Your instructions
Bring together all lines of the material below that contain the string "title".
——
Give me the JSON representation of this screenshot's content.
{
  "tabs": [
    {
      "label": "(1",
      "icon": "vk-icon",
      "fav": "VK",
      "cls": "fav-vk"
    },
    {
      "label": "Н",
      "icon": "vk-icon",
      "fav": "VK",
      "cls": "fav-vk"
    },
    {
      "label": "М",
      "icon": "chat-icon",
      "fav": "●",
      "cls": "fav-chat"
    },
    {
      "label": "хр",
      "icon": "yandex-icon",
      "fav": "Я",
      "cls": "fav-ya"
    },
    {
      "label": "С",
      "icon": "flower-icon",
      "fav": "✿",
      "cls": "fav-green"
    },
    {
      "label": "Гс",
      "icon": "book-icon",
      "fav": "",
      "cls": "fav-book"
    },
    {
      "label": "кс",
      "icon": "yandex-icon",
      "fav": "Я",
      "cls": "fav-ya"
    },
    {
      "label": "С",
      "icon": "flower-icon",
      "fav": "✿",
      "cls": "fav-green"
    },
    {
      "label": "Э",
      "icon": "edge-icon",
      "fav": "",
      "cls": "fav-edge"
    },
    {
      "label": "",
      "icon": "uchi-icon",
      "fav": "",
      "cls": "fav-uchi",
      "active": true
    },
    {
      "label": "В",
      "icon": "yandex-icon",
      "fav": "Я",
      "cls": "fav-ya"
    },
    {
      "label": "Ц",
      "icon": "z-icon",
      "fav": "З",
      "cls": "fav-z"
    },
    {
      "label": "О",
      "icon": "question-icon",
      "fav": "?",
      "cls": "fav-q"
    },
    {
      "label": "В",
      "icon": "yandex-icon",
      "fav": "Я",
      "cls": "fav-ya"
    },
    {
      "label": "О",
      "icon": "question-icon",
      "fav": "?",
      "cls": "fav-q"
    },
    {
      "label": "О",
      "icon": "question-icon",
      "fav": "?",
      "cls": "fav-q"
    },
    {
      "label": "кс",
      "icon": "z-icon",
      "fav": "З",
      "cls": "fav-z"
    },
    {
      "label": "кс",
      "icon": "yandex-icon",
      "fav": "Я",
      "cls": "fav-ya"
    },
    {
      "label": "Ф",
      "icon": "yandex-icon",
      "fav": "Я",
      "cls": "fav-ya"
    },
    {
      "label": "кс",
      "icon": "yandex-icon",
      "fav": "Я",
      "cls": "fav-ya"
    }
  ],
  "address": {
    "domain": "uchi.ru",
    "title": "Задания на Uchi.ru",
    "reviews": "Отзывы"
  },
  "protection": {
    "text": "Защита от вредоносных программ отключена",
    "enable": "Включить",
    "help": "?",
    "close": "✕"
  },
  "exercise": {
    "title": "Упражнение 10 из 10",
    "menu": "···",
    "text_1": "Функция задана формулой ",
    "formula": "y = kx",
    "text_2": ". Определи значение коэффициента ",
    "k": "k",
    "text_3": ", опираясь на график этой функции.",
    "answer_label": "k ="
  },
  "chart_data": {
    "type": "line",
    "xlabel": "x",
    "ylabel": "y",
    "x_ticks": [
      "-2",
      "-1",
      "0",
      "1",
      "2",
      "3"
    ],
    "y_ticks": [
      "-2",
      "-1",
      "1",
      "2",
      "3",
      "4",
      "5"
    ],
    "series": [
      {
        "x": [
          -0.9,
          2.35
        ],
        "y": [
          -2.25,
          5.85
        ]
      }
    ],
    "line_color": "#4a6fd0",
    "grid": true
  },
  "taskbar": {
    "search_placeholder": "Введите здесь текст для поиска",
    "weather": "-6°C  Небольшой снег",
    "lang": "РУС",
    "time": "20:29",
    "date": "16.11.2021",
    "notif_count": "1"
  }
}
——
Task output
    "title": "Задания на Uchi.ru",
    "title": "Упражнение 10 из 10",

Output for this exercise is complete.